Provided records Start Marker

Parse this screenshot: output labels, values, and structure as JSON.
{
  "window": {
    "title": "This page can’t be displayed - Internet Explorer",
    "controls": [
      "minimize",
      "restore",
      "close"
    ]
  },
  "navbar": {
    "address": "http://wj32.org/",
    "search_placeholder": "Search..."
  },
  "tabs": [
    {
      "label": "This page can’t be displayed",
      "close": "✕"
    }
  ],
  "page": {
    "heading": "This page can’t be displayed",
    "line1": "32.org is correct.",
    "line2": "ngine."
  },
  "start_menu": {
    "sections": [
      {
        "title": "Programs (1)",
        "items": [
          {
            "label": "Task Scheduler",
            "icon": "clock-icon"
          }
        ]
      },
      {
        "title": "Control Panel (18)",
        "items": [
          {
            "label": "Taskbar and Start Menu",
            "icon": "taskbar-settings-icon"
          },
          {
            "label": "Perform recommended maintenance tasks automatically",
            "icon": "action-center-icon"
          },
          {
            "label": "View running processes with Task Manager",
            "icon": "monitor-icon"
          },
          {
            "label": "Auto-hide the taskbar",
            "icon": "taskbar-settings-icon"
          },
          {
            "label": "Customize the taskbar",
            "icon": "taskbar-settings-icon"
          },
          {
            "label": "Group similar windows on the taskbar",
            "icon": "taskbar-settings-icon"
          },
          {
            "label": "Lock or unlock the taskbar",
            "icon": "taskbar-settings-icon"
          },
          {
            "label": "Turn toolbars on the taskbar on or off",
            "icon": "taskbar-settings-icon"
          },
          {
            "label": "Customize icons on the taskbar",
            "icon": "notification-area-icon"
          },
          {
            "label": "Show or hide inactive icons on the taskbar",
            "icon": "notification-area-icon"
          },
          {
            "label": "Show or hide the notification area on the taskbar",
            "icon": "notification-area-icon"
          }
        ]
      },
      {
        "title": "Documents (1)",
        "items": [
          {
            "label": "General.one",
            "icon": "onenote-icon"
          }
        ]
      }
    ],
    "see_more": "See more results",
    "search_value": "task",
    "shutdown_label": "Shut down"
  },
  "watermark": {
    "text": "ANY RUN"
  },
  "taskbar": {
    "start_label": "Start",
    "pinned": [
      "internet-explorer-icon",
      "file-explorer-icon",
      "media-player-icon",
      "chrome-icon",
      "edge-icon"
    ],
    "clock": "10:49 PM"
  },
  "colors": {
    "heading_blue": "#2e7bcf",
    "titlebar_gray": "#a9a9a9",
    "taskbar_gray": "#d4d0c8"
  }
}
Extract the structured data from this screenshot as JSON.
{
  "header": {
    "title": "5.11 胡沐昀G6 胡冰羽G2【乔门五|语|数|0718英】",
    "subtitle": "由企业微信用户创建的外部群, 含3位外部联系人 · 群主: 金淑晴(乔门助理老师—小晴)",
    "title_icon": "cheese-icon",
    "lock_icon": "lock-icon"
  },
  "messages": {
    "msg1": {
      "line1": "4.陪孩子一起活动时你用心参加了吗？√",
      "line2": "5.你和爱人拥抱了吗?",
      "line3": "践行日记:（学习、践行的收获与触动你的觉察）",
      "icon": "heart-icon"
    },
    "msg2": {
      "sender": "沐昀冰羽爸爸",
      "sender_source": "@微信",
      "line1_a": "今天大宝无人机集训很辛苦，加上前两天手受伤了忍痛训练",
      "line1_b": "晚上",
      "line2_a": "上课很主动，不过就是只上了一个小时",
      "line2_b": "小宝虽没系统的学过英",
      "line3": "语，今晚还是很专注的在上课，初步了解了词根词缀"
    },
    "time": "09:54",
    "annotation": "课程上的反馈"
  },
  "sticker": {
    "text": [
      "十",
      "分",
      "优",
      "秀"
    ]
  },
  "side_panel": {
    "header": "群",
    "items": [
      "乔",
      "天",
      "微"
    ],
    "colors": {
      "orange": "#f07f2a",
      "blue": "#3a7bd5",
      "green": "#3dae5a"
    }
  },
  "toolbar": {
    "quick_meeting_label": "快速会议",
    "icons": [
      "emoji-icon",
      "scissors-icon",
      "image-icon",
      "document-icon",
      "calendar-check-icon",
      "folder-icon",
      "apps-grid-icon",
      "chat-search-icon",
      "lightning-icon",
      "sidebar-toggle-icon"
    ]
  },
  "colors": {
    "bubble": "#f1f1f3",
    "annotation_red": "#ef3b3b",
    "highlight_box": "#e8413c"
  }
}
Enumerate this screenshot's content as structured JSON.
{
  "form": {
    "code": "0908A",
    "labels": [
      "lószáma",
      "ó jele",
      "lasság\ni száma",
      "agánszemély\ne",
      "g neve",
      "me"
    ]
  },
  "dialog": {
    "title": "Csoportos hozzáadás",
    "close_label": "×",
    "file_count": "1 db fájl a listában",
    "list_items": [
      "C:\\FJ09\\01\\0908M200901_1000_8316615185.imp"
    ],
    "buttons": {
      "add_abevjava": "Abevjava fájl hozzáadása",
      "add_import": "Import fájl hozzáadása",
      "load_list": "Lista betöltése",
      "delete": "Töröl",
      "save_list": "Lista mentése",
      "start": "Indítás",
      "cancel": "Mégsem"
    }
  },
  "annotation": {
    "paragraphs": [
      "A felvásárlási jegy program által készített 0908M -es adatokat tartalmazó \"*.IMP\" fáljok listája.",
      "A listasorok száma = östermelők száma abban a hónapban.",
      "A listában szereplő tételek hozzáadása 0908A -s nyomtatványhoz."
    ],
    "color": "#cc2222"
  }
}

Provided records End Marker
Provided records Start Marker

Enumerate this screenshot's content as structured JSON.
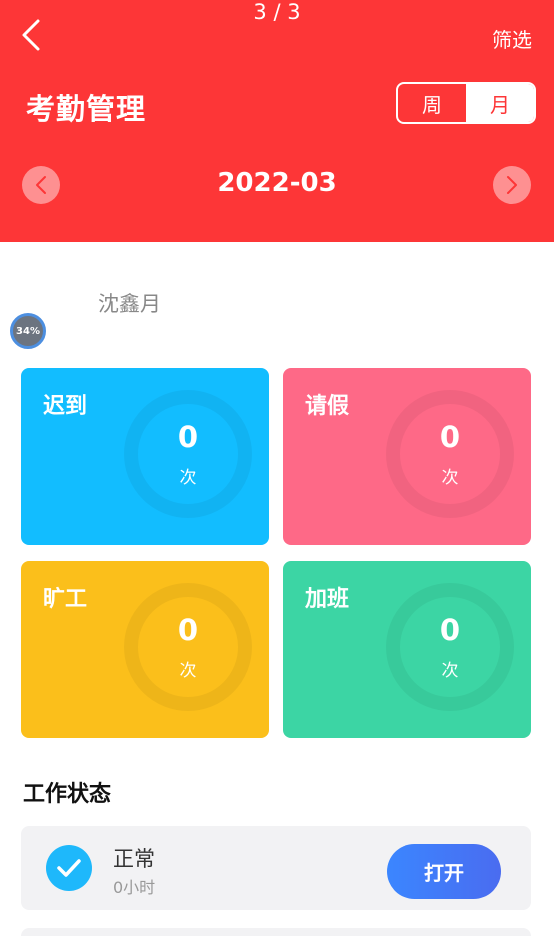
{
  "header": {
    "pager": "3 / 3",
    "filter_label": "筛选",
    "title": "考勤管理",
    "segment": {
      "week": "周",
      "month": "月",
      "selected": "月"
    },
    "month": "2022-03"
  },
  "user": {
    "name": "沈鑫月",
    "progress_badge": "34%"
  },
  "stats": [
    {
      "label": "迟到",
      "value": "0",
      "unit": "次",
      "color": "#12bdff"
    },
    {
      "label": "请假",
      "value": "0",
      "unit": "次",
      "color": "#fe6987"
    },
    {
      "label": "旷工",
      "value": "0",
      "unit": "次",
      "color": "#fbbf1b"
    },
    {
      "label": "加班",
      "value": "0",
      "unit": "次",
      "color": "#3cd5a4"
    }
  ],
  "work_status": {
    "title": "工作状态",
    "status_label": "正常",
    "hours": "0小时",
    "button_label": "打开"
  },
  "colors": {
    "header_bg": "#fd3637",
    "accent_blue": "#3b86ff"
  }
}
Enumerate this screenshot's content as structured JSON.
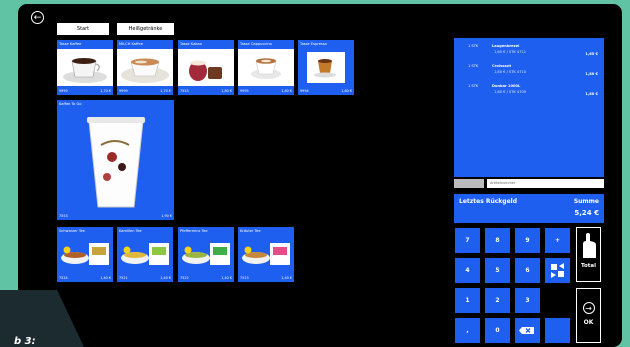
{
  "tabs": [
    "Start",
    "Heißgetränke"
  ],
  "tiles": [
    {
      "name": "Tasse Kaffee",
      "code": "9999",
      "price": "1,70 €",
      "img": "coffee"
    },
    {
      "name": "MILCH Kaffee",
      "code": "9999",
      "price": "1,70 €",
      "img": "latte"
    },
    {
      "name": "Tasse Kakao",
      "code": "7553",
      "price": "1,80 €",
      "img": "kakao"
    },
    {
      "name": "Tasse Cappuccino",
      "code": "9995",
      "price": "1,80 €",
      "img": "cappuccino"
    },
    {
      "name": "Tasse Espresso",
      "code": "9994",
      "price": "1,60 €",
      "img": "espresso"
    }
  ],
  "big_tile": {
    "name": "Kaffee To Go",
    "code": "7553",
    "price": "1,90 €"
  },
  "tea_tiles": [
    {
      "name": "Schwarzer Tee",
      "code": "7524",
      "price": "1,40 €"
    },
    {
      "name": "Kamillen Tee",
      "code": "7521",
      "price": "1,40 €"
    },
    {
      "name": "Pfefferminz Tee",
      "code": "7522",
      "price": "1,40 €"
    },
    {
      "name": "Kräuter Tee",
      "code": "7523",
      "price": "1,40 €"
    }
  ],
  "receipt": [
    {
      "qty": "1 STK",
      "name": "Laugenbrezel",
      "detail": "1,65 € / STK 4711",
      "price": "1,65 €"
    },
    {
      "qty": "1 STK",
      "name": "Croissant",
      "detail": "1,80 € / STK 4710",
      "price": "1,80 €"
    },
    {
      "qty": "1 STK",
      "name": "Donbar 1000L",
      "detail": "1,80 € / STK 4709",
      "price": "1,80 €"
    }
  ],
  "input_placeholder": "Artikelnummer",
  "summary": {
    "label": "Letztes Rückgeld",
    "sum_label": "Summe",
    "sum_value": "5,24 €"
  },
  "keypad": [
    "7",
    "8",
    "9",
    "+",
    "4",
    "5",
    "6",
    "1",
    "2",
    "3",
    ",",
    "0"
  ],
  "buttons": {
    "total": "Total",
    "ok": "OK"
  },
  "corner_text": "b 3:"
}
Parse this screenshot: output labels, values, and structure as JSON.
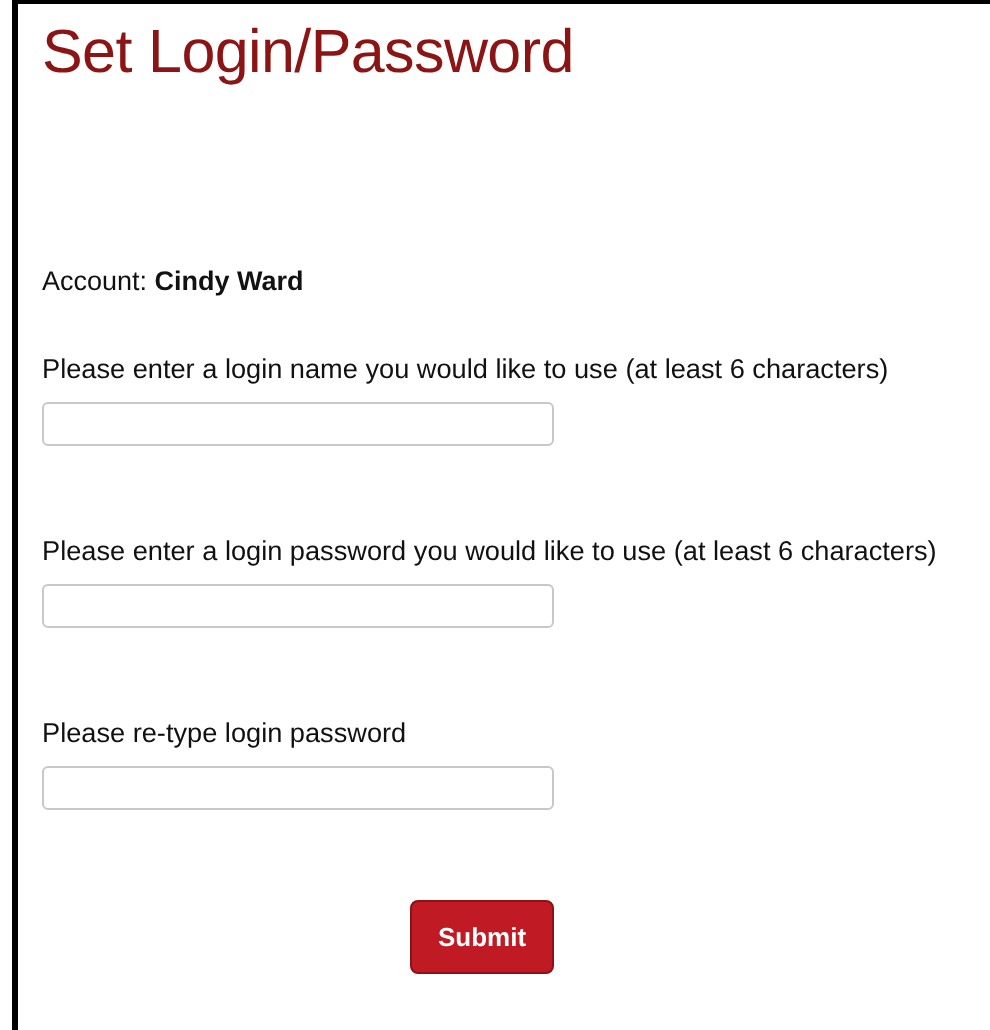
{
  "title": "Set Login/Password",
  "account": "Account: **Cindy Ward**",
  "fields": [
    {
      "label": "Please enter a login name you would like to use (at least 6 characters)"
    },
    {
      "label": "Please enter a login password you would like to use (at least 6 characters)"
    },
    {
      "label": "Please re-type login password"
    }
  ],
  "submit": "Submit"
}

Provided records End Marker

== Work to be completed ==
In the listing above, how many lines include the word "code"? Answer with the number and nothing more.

== Finished exercise ==
11